Exercise objective> Look through the material below for "JSON". Copy every line that contains it.

○ ○ ○ ○ ○ ○ ○

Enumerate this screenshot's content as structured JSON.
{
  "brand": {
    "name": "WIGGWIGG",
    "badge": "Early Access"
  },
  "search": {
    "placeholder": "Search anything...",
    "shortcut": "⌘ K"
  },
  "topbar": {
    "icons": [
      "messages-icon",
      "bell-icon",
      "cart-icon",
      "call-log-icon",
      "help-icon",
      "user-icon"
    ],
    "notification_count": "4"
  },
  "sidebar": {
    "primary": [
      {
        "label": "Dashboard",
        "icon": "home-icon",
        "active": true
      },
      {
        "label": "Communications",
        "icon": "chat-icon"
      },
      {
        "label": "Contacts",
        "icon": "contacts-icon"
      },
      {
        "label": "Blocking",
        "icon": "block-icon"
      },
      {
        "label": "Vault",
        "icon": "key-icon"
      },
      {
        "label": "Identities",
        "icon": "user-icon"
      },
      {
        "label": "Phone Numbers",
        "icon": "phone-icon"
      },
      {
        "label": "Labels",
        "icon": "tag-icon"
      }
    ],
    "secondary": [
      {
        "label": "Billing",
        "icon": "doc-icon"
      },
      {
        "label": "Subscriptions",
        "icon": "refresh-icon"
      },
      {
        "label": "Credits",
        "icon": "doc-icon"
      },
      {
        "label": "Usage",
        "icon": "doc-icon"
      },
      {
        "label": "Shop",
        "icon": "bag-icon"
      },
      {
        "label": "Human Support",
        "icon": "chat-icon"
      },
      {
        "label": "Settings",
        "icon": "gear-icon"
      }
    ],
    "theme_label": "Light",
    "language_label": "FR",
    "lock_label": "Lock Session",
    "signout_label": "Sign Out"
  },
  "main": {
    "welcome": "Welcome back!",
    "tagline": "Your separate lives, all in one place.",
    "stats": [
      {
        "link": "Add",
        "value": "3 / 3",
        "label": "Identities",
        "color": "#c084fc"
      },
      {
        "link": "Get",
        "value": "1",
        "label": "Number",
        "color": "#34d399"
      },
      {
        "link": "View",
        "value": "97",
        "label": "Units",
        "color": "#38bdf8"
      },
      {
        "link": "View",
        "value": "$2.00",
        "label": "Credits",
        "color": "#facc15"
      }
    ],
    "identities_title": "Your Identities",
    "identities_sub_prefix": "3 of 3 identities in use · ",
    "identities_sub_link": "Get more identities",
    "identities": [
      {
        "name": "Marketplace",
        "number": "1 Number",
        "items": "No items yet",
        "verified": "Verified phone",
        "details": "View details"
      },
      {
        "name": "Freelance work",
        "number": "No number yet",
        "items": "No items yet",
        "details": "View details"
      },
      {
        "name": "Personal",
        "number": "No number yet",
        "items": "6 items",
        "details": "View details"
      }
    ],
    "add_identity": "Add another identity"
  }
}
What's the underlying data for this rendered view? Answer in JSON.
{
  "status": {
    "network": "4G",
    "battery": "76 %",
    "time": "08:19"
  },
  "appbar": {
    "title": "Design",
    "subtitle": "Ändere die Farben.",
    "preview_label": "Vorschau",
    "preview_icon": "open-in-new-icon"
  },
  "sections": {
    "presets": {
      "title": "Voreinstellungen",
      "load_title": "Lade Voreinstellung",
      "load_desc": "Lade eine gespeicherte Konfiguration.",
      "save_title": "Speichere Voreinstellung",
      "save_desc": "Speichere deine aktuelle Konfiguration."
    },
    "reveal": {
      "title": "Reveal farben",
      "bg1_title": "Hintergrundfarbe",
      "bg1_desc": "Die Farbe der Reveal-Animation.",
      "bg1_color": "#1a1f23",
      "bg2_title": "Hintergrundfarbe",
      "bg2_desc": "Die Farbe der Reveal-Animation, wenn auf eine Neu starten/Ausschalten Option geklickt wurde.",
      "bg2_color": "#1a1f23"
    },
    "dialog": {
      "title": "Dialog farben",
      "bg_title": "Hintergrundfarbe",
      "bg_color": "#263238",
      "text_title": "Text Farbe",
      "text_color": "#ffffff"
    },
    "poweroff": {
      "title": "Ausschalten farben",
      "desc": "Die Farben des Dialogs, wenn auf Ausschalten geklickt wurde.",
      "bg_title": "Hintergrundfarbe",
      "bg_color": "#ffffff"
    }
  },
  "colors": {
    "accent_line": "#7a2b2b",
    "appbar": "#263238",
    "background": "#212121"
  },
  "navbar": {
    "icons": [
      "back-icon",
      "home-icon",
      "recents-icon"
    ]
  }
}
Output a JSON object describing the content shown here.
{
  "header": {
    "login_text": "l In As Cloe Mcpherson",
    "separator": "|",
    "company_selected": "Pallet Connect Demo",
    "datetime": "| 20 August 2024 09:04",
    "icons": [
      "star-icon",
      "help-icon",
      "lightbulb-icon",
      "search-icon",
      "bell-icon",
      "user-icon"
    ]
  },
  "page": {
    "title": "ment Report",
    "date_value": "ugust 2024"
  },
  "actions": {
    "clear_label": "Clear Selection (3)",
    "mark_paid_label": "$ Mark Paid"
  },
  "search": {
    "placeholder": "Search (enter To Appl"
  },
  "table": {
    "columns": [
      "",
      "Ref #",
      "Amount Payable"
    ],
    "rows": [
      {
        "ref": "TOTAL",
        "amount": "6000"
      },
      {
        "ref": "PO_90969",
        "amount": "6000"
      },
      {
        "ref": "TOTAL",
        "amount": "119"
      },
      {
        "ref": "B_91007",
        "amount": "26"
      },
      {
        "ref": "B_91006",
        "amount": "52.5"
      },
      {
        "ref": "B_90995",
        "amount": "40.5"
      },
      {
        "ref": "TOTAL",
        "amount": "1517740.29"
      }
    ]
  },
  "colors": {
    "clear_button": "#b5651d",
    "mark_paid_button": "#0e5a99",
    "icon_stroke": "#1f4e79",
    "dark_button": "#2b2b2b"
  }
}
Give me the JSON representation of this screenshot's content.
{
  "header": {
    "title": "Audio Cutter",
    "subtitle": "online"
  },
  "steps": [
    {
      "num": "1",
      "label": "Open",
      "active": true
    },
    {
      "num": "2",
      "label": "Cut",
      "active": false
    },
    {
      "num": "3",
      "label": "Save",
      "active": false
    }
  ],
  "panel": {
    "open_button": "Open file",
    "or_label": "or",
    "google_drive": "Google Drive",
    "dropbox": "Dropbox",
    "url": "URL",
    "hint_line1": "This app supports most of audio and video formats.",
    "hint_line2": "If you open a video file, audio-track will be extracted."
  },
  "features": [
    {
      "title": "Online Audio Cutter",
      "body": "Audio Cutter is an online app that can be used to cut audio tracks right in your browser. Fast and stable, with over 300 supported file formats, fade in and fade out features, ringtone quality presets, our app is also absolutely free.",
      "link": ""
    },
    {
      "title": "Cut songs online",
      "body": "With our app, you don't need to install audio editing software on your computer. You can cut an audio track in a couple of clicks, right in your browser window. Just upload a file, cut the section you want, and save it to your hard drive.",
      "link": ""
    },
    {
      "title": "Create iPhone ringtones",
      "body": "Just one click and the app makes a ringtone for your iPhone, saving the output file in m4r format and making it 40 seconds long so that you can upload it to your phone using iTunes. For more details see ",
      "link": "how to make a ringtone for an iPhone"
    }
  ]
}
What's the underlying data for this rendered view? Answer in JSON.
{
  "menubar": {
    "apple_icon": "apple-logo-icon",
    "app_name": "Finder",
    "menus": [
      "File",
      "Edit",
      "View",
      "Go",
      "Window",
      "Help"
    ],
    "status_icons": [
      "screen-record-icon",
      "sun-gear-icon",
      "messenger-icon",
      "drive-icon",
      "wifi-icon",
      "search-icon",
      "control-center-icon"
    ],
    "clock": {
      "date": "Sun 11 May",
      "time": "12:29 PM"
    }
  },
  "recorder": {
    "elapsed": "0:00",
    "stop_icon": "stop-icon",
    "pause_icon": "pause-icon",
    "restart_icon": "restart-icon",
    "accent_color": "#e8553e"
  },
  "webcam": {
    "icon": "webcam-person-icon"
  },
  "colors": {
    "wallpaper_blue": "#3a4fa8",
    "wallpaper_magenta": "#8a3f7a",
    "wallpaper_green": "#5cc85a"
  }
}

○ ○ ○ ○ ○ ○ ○

Answer for this exercise>
Enumerate this screenshot's content as structured JSON.
What's the underlying data for this rendered view? Answer in JSON.
Output a JSON object describing the content shown here.
Give me the JSON representation of this screenshot's content.
What's the underlying data for this rendered view? Answer in JSON.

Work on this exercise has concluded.